Work required:
What lines of the data hold the string "JSON"? Pull each one out.

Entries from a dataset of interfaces
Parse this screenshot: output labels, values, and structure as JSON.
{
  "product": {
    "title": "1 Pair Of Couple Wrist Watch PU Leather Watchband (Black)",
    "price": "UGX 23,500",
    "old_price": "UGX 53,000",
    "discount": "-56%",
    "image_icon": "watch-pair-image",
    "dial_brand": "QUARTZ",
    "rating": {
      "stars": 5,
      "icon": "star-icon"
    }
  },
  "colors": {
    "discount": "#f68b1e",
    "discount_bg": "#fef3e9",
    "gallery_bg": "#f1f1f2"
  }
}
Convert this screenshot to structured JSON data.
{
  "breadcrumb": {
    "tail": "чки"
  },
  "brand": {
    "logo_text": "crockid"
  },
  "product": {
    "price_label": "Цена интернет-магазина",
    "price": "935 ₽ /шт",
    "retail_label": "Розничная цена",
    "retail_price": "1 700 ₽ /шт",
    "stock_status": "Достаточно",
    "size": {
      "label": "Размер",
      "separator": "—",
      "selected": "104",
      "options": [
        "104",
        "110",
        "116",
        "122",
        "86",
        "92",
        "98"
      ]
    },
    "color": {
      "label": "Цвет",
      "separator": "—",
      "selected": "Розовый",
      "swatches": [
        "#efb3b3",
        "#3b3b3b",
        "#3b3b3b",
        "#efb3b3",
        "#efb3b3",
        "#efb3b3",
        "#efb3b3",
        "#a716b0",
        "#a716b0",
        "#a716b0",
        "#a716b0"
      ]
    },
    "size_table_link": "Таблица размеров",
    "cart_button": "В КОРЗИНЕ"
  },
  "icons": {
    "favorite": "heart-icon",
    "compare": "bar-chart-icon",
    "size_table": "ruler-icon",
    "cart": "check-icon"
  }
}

Output below:
Parse this screenshot: output labels, values, and structure as JSON.
Convert this screenshot to structured JSON data.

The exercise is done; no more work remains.